- Requirement -
Search the records below for "healthy"; copy each line that has it.

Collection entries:
◇ ◇ ◇ ◇ ◇
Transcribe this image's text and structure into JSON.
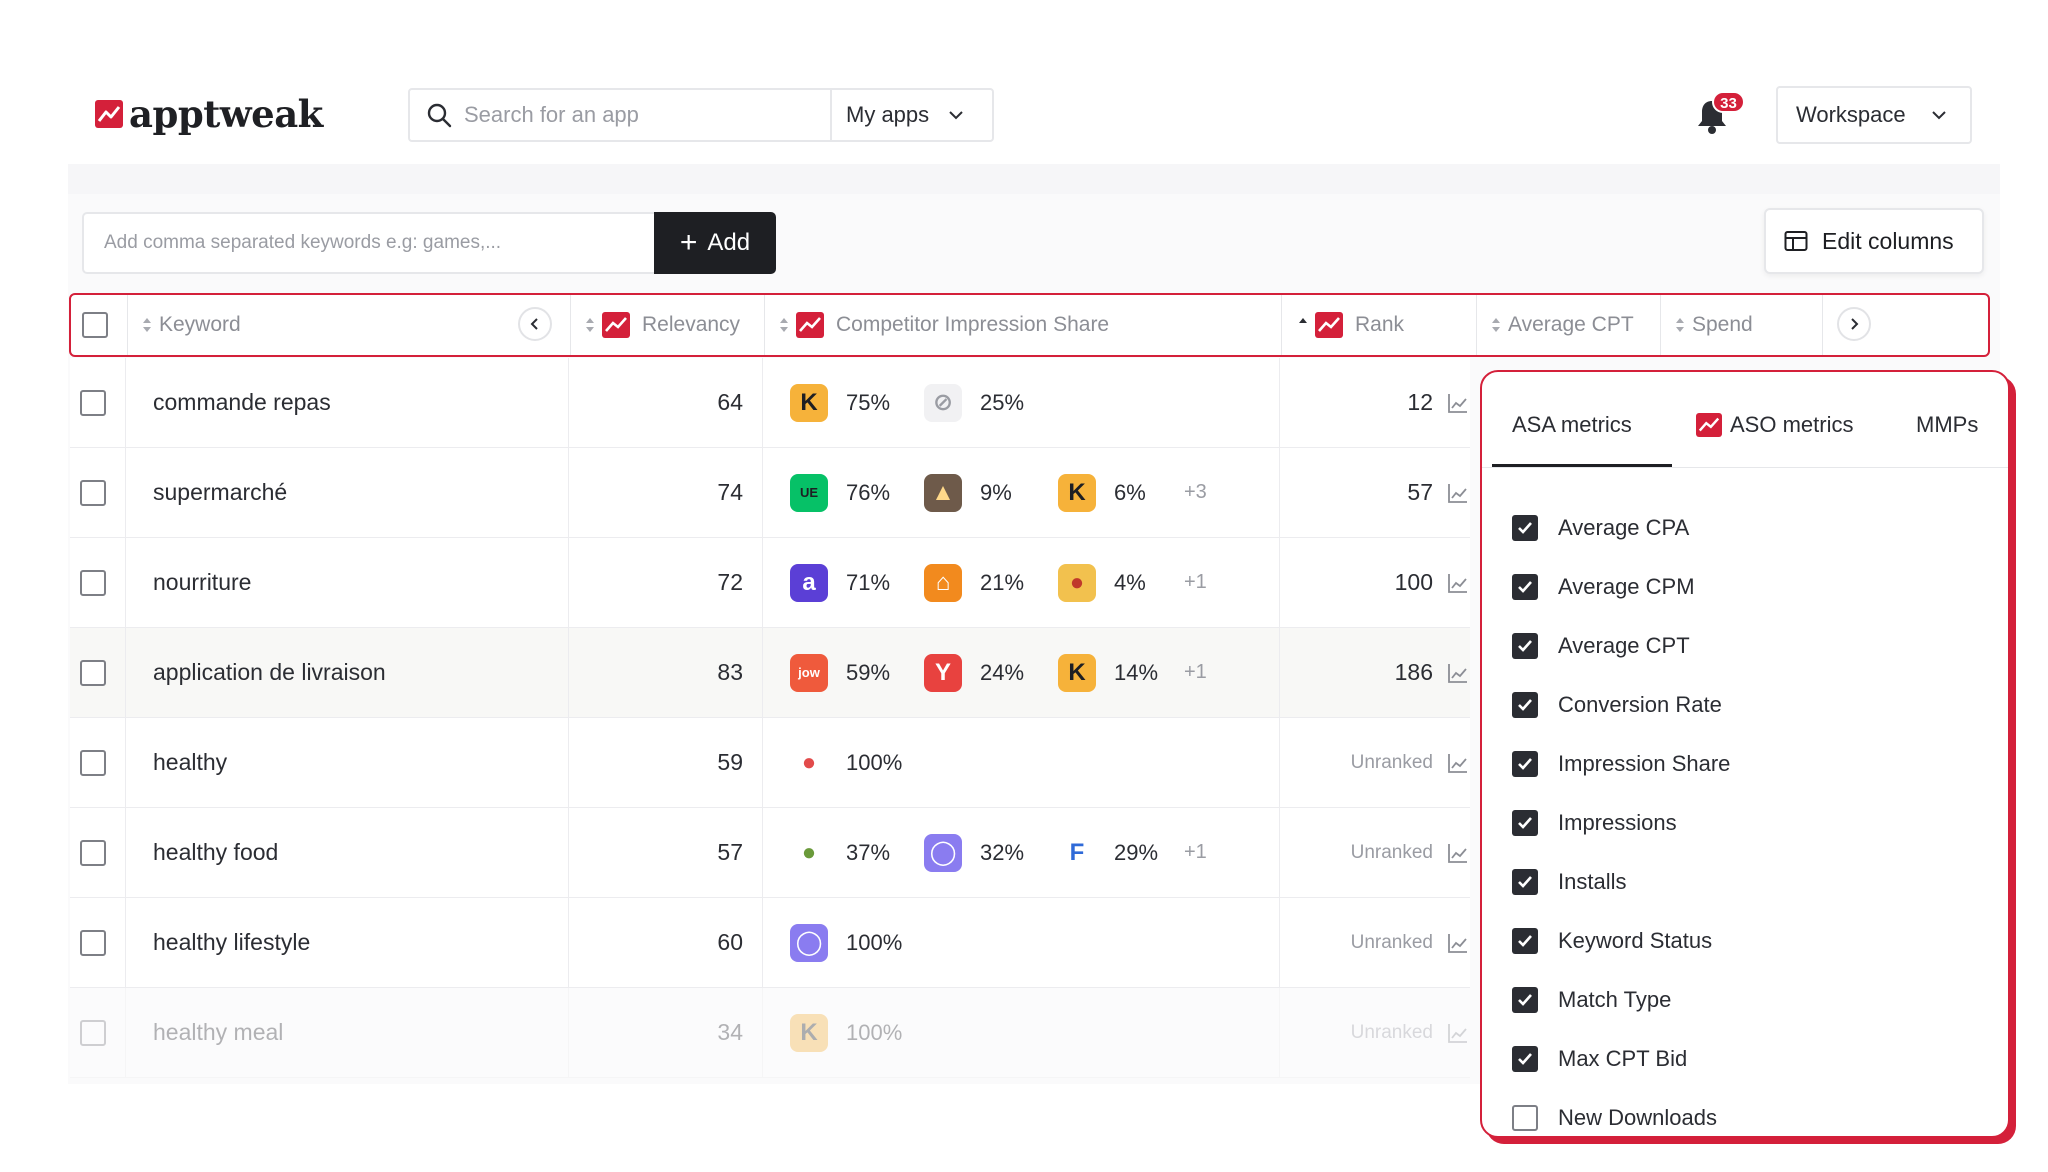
{
  "brand": {
    "name": "apptweak",
    "accent": "#d4203a"
  },
  "header": {
    "search_placeholder": "Search for an app",
    "scope_label": "My apps",
    "notification_count": "33",
    "workspace_label": "Workspace"
  },
  "keyword_bar": {
    "placeholder": "Add comma separated keywords e.g: games,...",
    "add_label": "Add",
    "edit_columns_label": "Edit columns"
  },
  "table": {
    "columns": [
      "Keyword",
      "Relevancy",
      "Competitor Impression Share",
      "Rank",
      "Average CPT",
      "Spend"
    ],
    "unranked_label": "Unranked",
    "rows": [
      {
        "keyword": "commande repas",
        "relevancy": "64",
        "competitors": [
          {
            "icon": "kiosque-k-icon",
            "share": "75%"
          },
          {
            "icon": "blocked-icon",
            "share": "25%"
          }
        ],
        "more": "",
        "rank": "12"
      },
      {
        "keyword": "supermarché",
        "relevancy": "74",
        "competitors": [
          {
            "icon": "uber-eats-icon",
            "share": "76%"
          },
          {
            "icon": "photo-app-icon",
            "share": "9%"
          },
          {
            "icon": "kiosque-k-icon",
            "share": "6%"
          }
        ],
        "more": "+3",
        "rank": "57"
      },
      {
        "keyword": "nourriture",
        "relevancy": "72",
        "competitors": [
          {
            "icon": "purple-a-icon",
            "share": "71%"
          },
          {
            "icon": "orange-house-icon",
            "share": "21%"
          },
          {
            "icon": "food-game-icon",
            "share": "4%"
          }
        ],
        "more": "+1",
        "rank": "100"
      },
      {
        "keyword": "application de livraison",
        "relevancy": "83",
        "competitors": [
          {
            "icon": "jow-icon",
            "share": "59%"
          },
          {
            "icon": "red-y-icon",
            "share": "24%"
          },
          {
            "icon": "kiosque-k-icon",
            "share": "14%"
          }
        ],
        "more": "+1",
        "rank": "186"
      },
      {
        "keyword": "healthy",
        "relevancy": "59",
        "competitors": [
          {
            "icon": "fruit-icon",
            "share": "100%"
          }
        ],
        "more": "",
        "rank": "Unranked"
      },
      {
        "keyword": "healthy food",
        "relevancy": "57",
        "competitors": [
          {
            "icon": "avocado-icon",
            "share": "37%"
          },
          {
            "icon": "purple-ring-icon",
            "share": "32%"
          },
          {
            "icon": "f-logo-icon",
            "share": "29%"
          }
        ],
        "more": "+1",
        "rank": "Unranked"
      },
      {
        "keyword": "healthy lifestyle",
        "relevancy": "60",
        "competitors": [
          {
            "icon": "purple-ring-icon",
            "share": "100%"
          }
        ],
        "more": "",
        "rank": "Unranked"
      },
      {
        "keyword": "healthy meal",
        "relevancy": "34",
        "competitors": [
          {
            "icon": "kiosque-k-icon",
            "share": "100%"
          }
        ],
        "more": "",
        "rank": "Unranked"
      }
    ]
  },
  "edit_columns_menu": {
    "tabs": [
      "ASA metrics",
      "ASO metrics",
      "MMPs"
    ],
    "active_tab": "ASA metrics",
    "options": [
      {
        "label": "Average CPA",
        "checked": true
      },
      {
        "label": "Average CPM",
        "checked": true
      },
      {
        "label": "Average CPT",
        "checked": true
      },
      {
        "label": "Conversion Rate",
        "checked": true
      },
      {
        "label": "Impression Share",
        "checked": true
      },
      {
        "label": "Impressions",
        "checked": true
      },
      {
        "label": "Installs",
        "checked": true
      },
      {
        "label": "Keyword Status",
        "checked": true
      },
      {
        "label": "Match Type",
        "checked": true
      },
      {
        "label": "Max CPT Bid",
        "checked": true
      },
      {
        "label": "New Downloads",
        "checked": false
      }
    ]
  }
}
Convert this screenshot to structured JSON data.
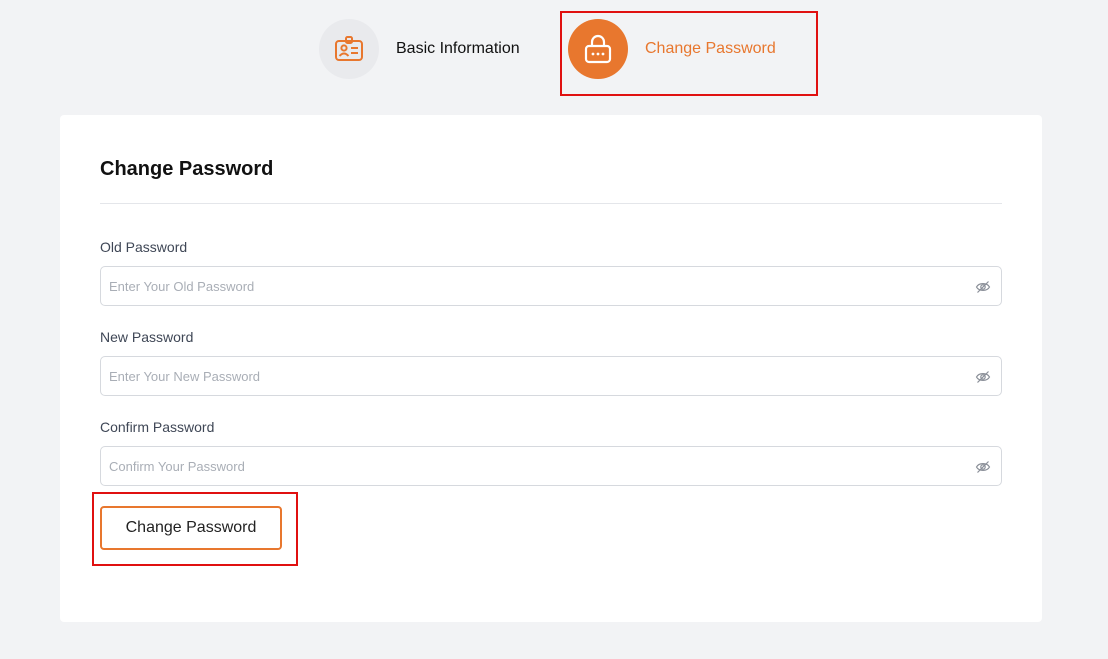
{
  "tabs": {
    "basic_label": "Basic Information",
    "change_label": "Change Password",
    "basic_icon": "id-card-icon",
    "change_icon": "lock-icon",
    "accent_color": "#e8772e"
  },
  "form": {
    "title": "Change Password",
    "old": {
      "label": "Old Password",
      "placeholder": "Enter Your Old Password",
      "value": ""
    },
    "new": {
      "label": "New Password",
      "placeholder": "Enter Your New Password",
      "value": ""
    },
    "confirm": {
      "label": "Confirm Password",
      "placeholder": "Confirm Your Password",
      "value": ""
    },
    "eye_icon": "eye-off-icon",
    "submit_label": "Change Password"
  },
  "highlights": {
    "color": "#e01010"
  }
}
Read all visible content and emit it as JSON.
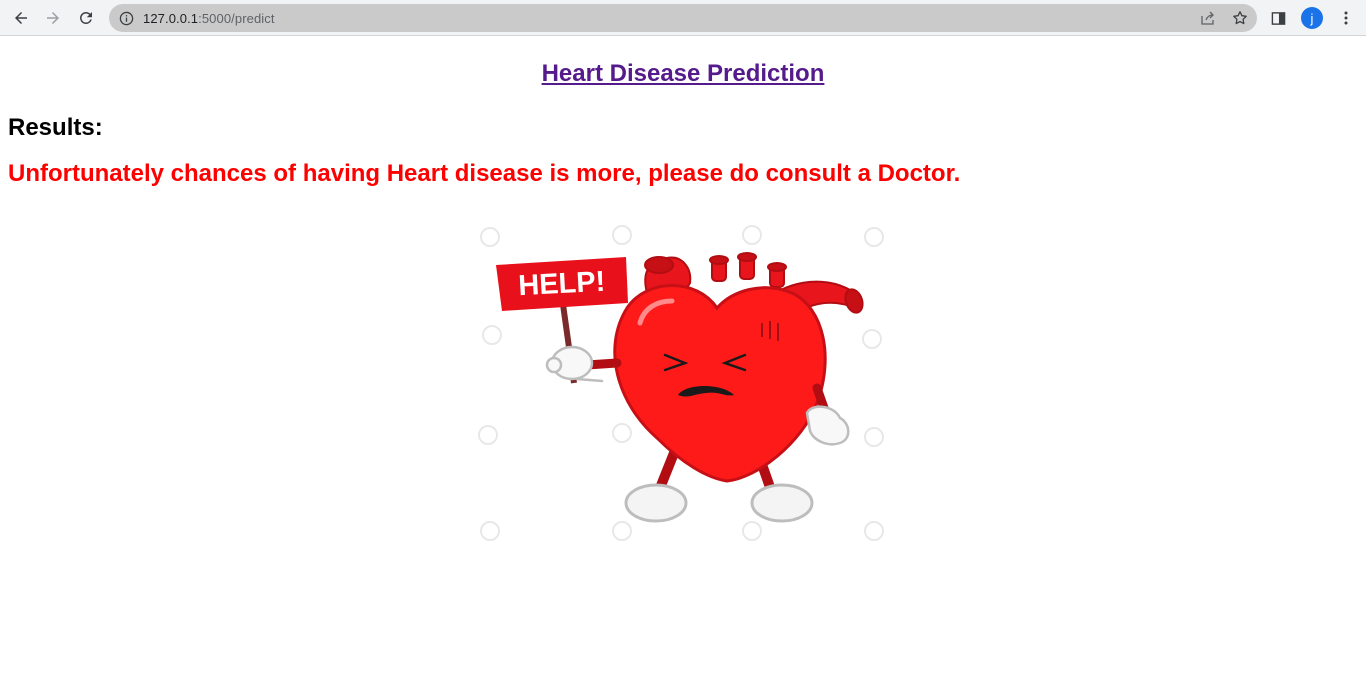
{
  "browser": {
    "url_host": "127.0.0.1",
    "url_path": ":5000/predict",
    "profile_initial": "j"
  },
  "page": {
    "title": "Heart Disease Prediction",
    "results_heading": "Results:",
    "result_message": "Unfortunately chances of having Heart disease is more, please do consult a Doctor.",
    "sign_text": "HELP!"
  },
  "colors": {
    "title_link": "#551a8b",
    "result_text": "#ff0000",
    "heart": "#ff1a1a"
  }
}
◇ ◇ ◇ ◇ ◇
- Answer -
        "keyword": "healthy",
        "keyword": "healthy food",
        "keyword": "healthy lifestyle",
        "keyword": "healthy meal",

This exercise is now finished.